So far, I’ve managed to establish the backend to support the following operations:

  • Signup
  • Login
  • Character Creation
  • Movement
  • Exploration

Screen Shot 2013-12-01 at 11.45.38 PM px2 Screen Shot 2013-12-01 at 11.51.41 PM 1385838160258 Screen Shot 2013-12-01 at 11.56.50 PM

Pixal v0.19 released!

Hello people! Long time since you last heard about Pixal, right?

Well, lately we started working back on it! there has been a lot of changes deep inside, but the most important is we are looking forward to actually finish the game for the pleasure of all world 🙂

Since last version, a new Capability has been added (Using forum buildings), and there have been important fixes and changes on the battle model (items now wear with time so you actually have to replace them). The world browser has also been optimized and autoupdates so the whole thing is semi-semi-real time (at least you can see expeditions moving around you).

Remember, this release is still beta quality! we are looking for playtesters so if you are interested in contributing you are very welcome!

Next versions will feature the whole world, and enhancements over the contruction facet.

So, without further ado, take a look!

A separate dimension, currently inhabited by EIA’s gamedev research group

Pixal forums, integrated with uStream, allow to share a presentation while the group chats about it

Equipment is damaged on each fight, reducing its effectivity

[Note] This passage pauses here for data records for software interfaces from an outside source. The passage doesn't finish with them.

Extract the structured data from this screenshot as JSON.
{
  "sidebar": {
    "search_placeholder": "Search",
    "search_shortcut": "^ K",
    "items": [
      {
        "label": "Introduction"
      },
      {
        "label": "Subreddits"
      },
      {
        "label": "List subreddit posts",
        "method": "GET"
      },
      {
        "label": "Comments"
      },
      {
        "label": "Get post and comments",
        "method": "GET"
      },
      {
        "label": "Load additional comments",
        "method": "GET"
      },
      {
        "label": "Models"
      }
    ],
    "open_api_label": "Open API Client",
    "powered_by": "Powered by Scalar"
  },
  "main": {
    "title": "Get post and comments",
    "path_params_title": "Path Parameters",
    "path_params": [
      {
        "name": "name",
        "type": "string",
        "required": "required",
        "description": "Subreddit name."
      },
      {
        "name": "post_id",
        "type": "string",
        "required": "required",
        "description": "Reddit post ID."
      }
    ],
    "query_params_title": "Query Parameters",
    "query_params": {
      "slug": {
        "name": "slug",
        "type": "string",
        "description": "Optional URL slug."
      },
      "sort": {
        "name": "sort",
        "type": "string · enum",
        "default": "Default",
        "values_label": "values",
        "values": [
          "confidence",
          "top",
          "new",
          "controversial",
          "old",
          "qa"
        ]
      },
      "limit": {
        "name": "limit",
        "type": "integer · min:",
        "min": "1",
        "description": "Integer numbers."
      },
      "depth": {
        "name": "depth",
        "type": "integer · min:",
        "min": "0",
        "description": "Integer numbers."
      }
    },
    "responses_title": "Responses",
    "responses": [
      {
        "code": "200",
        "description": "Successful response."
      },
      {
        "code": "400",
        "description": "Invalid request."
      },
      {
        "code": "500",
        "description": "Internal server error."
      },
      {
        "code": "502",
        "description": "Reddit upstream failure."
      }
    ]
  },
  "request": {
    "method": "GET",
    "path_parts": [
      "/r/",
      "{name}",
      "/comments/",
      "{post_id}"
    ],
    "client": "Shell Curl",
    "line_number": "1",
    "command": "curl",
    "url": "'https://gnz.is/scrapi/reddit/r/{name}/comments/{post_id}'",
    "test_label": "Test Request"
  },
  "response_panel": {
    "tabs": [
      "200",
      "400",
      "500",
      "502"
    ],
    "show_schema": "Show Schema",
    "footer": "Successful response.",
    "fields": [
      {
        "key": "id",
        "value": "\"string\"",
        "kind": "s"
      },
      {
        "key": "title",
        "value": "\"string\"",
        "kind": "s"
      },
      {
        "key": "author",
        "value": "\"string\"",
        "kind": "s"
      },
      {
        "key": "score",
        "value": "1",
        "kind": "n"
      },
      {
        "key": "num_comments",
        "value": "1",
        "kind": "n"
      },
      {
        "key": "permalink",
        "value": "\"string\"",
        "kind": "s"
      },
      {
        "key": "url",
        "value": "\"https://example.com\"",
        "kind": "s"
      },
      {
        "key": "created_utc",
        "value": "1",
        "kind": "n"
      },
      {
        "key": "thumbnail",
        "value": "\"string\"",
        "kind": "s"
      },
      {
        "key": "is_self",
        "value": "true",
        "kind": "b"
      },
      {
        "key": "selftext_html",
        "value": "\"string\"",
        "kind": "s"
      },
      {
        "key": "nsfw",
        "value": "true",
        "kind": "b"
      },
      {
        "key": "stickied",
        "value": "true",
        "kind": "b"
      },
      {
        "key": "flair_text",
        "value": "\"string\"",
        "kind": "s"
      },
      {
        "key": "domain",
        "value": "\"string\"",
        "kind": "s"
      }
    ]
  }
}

Pixal: Item depreciation

Items now have integrity (max and current), and become damaged when used in combat, gaining modifiers which may eventually make them useless.

This is an important change, meant to make more money flow into the world (by requiring acquiring new weapons and armor)

Max integrity depends on the material and weight of the item. Items are damaged when they are hit or combat (or when they are used, in the case of weapons)


  • Annoying bug: “null” on the link to go back to profile when fighting a pixal outside the world browser
  • Annoying bug: Only use the tech for the “first” attack on each round (if you have a second weapon or you are unarmed, you should not gain the benefits of the tech twice) (this is specially annoying when using skills like quickness)
  • Restore test database into dev (for better QA)
  • Continue with global roadmap: Shops as buildings
  • http://slashware.net/blog/?p=1002

Aprox. Work Time: 245 days, 725:00 (722:00 + 1:00 + 2:00)